What is being asked
Would you give the entries again word for word, with no pictures in the copy?

Data in this exercise

■ ■ ■

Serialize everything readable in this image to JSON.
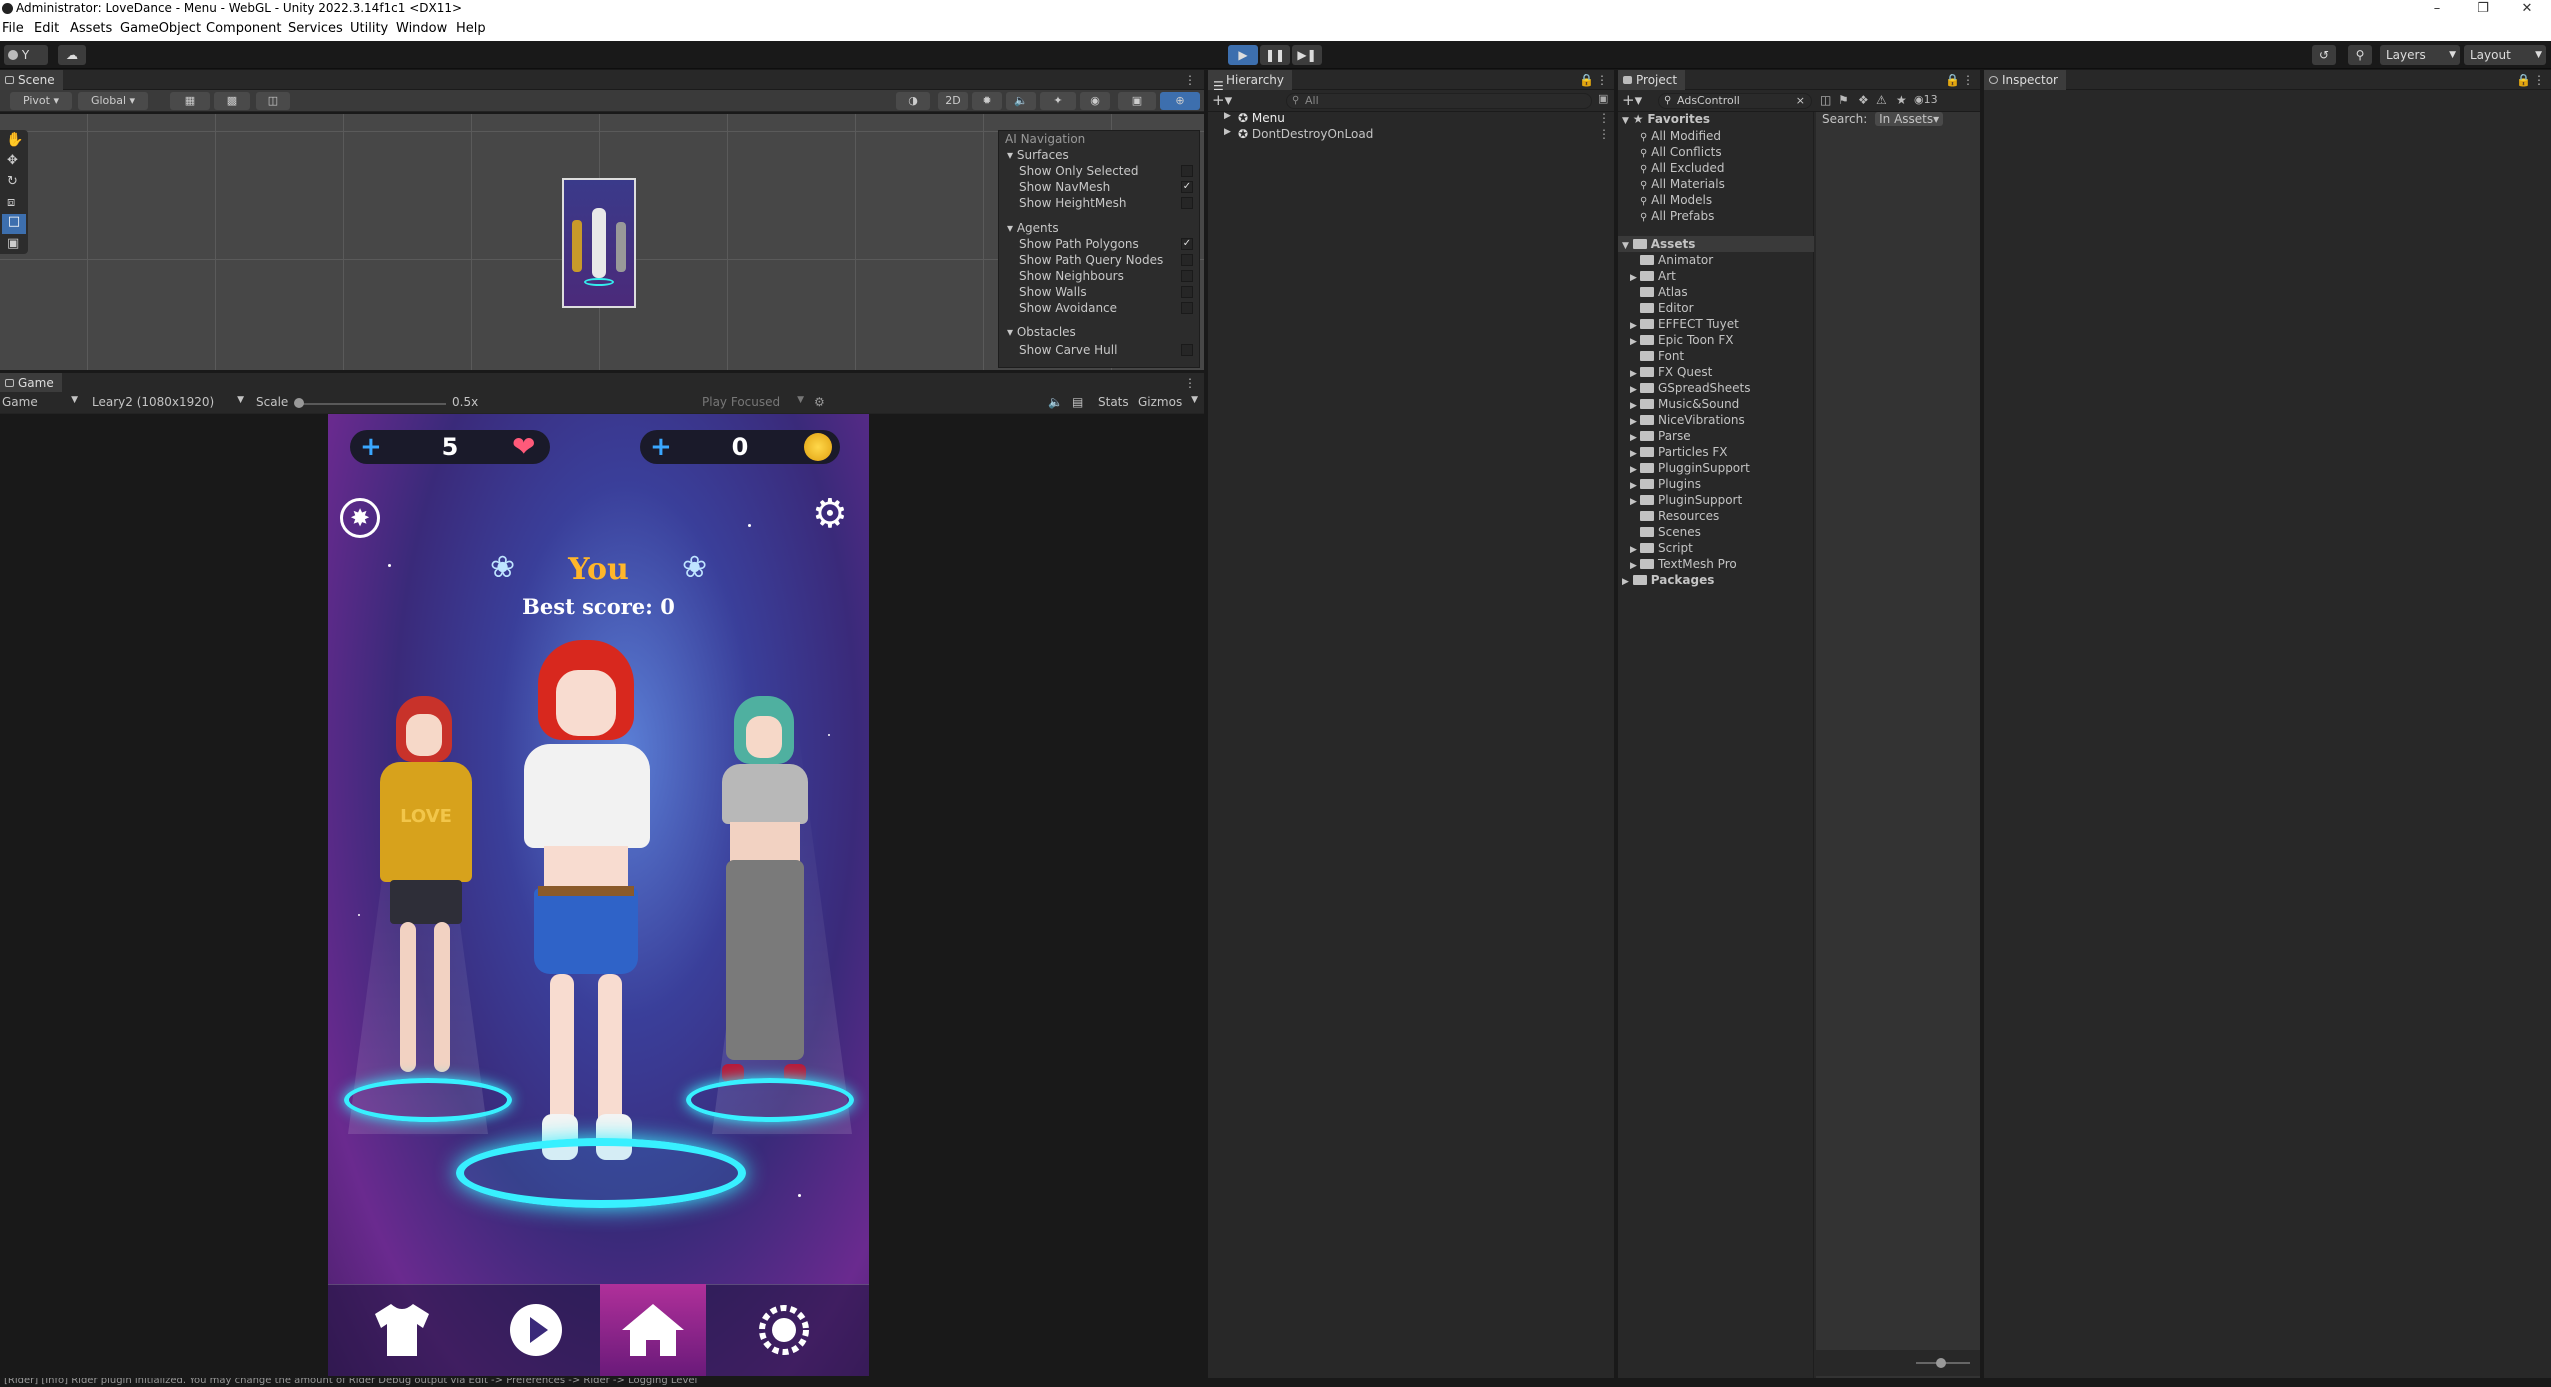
{
  "window": {
    "title": "Administrator: LoveDance - Menu - WebGL - Unity 2022.3.14f1c1 <DX11>"
  },
  "menu": [
    "File",
    "Edit",
    "Assets",
    "GameObject",
    "Component",
    "Services",
    "Utility",
    "Window",
    "Help"
  ],
  "toolbar": {
    "account": "Y",
    "layers": "Layers",
    "layout": "Layout"
  },
  "scene": {
    "tab": "Scene",
    "pivot": "Pivot",
    "global": "Global",
    "mode_2d": "2D",
    "ai_nav": {
      "title": "AI Navigation",
      "surfaces": "Surfaces",
      "surface_items": [
        {
          "label": "Show Only Selected",
          "checked": false
        },
        {
          "label": "Show NavMesh",
          "checked": true
        },
        {
          "label": "Show HeightMesh",
          "checked": false
        }
      ],
      "agents": "Agents",
      "agent_items": [
        {
          "label": "Show Path Polygons",
          "checked": true
        },
        {
          "label": "Show Path Query Nodes",
          "checked": false
        },
        {
          "label": "Show Neighbours",
          "checked": false
        },
        {
          "label": "Show Walls",
          "checked": false
        },
        {
          "label": "Show Avoidance",
          "checked": false
        }
      ],
      "obstacles": "Obstacles",
      "obstacle_items": [
        {
          "label": "Show Carve Hull",
          "checked": false
        }
      ]
    }
  },
  "gameview": {
    "tab": "Game",
    "display": "Game",
    "resolution": "Leary2 (1080x1920)",
    "scale_label": "Scale",
    "scale_value": "0.5x",
    "play_focused": "Play Focused",
    "stats": "Stats",
    "gizmos": "Gizmos",
    "game": {
      "hearts": "5",
      "coins": "0",
      "player": "You",
      "best_score": "Best score: 0"
    }
  },
  "hierarchy": {
    "tab": "Hierarchy",
    "search_placeholder": "All",
    "items": [
      "Menu",
      "DontDestroyOnLoad"
    ]
  },
  "project": {
    "tab": "Project",
    "search_value": "AdsControll",
    "hidden_count": "13",
    "favorites_label": "Favorites",
    "favorites": [
      "All Modified",
      "All Conflicts",
      "All Excluded",
      "All Materials",
      "All Models",
      "All Prefabs"
    ],
    "assets_label": "Assets",
    "assets": [
      {
        "name": "Animator",
        "expandable": false
      },
      {
        "name": "Art",
        "expandable": true
      },
      {
        "name": "Atlas",
        "expandable": false
      },
      {
        "name": "Editor",
        "expandable": false
      },
      {
        "name": "EFFECT Tuyet",
        "expandable": true
      },
      {
        "name": "Epic Toon FX",
        "expandable": true
      },
      {
        "name": "Font",
        "expandable": false
      },
      {
        "name": "FX Quest",
        "expandable": true
      },
      {
        "name": "GSpreadSheets",
        "expandable": true
      },
      {
        "name": "Music&Sound",
        "expandable": true
      },
      {
        "name": "NiceVibrations",
        "expandable": true
      },
      {
        "name": "Parse",
        "expandable": true
      },
      {
        "name": "Particles FX",
        "expandable": true
      },
      {
        "name": "PlugginSupport",
        "expandable": true
      },
      {
        "name": "Plugins",
        "expandable": true
      },
      {
        "name": "PluginSupport",
        "expandable": true
      },
      {
        "name": "Resources",
        "expandable": false
      },
      {
        "name": "Scenes",
        "expandable": false
      },
      {
        "name": "Script",
        "expandable": true
      },
      {
        "name": "TextMesh Pro",
        "expandable": true
      }
    ],
    "packages_label": "Packages",
    "search_label": "Search:",
    "search_scope": "In Assets"
  },
  "inspector": {
    "tab": "Inspector"
  },
  "statusbar": {
    "message": "[Rider] [Info] Rider plugin initialized. You may change the amount of Rider Debug output via Edit -> Preferences -> Rider -> Logging Level"
  }
}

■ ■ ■

Response area
Serialize everything readable in this image to JSON.
{
  "window": {
    "title": "Administrator: LoveDance - Menu - WebGL - Unity 2022.3.14f1c1 <DX11>"
  },
  "menu": [
    "File",
    "Edit",
    "Assets",
    "GameObject",
    "Component",
    "Services",
    "Utility",
    "Window",
    "Help"
  ],
  "toolbar": {
    "account": "Y",
    "layers": "Layers",
    "layout": "Layout"
  },
  "scene": {
    "tab": "Scene",
    "pivot": "Pivot",
    "global": "Global",
    "mode_2d": "2D",
    "ai_nav": {
      "title": "AI Navigation",
      "surfaces": "Surfaces",
      "surface_items": [
        {
          "label": "Show Only Selected",
          "checked": false
        },
        {
          "label": "Show NavMesh",
          "checked": true
        },
        {
          "label": "Show HeightMesh",
          "checked": false
        }
      ],
      "agents": "Agents",
      "agent_items": [
        {
          "label": "Show Path Polygons",
          "checked": true
        },
        {
          "label": "Show Path Query Nodes",
          "checked": false
        },
        {
          "label": "Show Neighbours",
          "checked": false
        },
        {
          "label": "Show Walls",
          "checked": false
        },
        {
          "label": "Show Avoidance",
          "checked": false
        }
      ],
      "obstacles": "Obstacles",
      "obstacle_items": [
        {
          "label": "Show Carve Hull",
          "checked": false
        }
      ]
    }
  },
  "gameview": {
    "tab": "Game",
    "display": "Game",
    "resolution": "Leary2 (1080x1920)",
    "scale_label": "Scale",
    "scale_value": "0.5x",
    "play_focused": "Play Focused",
    "stats": "Stats",
    "gizmos": "Gizmos",
    "game": {
      "hearts": "5",
      "coins": "0",
      "player": "You",
      "best_score": "Best score: 0"
    }
  },
  "hierarchy": {
    "tab": "Hierarchy",
    "search_placeholder": "All",
    "items": [
      "Menu",
      "DontDestroyOnLoad"
    ]
  },
  "project": {
    "tab": "Project",
    "search_value": "AdsControll",
    "hidden_count": "13",
    "favorites_label": "Favorites",
    "favorites": [
      "All Modified",
      "All Conflicts",
      "All Excluded",
      "All Materials",
      "All Models",
      "All Prefabs"
    ],
    "assets_label": "Assets",
    "assets": [
      {
        "name": "Animator",
        "expandable": false
      },
      {
        "name": "Art",
        "expandable": true
      },
      {
        "name": "Atlas",
        "expandable": false
      },
      {
        "name": "Editor",
        "expandable": false
      },
      {
        "name": "EFFECT Tuyet",
        "expandable": true
      },
      {
        "name": "Epic Toon FX",
        "expandable": true
      },
      {
        "name": "Font",
        "expandable": false
      },
      {
        "name": "FX Quest",
        "expandable": true
      },
      {
        "name": "GSpreadSheets",
        "expandable": true
      },
      {
        "name": "Music&Sound",
        "expandable": true
      },
      {
        "name": "NiceVibrations",
        "expandable": true
      },
      {
        "name": "Parse",
        "expandable": true
      },
      {
        "name": "Particles FX",
        "expandable": true
      },
      {
        "name": "PlugginSupport",
        "expandable": true
      },
      {
        "name": "Plugins",
        "expandable": true
      },
      {
        "name": "PluginSupport",
        "expandable": true
      },
      {
        "name": "Resources",
        "expandable": false
      },
      {
        "name": "Scenes",
        "expandable": false
      },
      {
        "name": "Script",
        "expandable": true
      },
      {
        "name": "TextMesh Pro",
        "expandable": true
      }
    ],
    "packages_label": "Packages",
    "search_label": "Search:",
    "search_scope": "In Assets"
  },
  "inspector": {
    "tab": "Inspector"
  },
  "statusbar": {
    "message": "[Rider] [Info] Rider plugin initialized. You may change the amount of Rider Debug output via Edit -> Preferences -> Rider -> Logging Level"
  }
}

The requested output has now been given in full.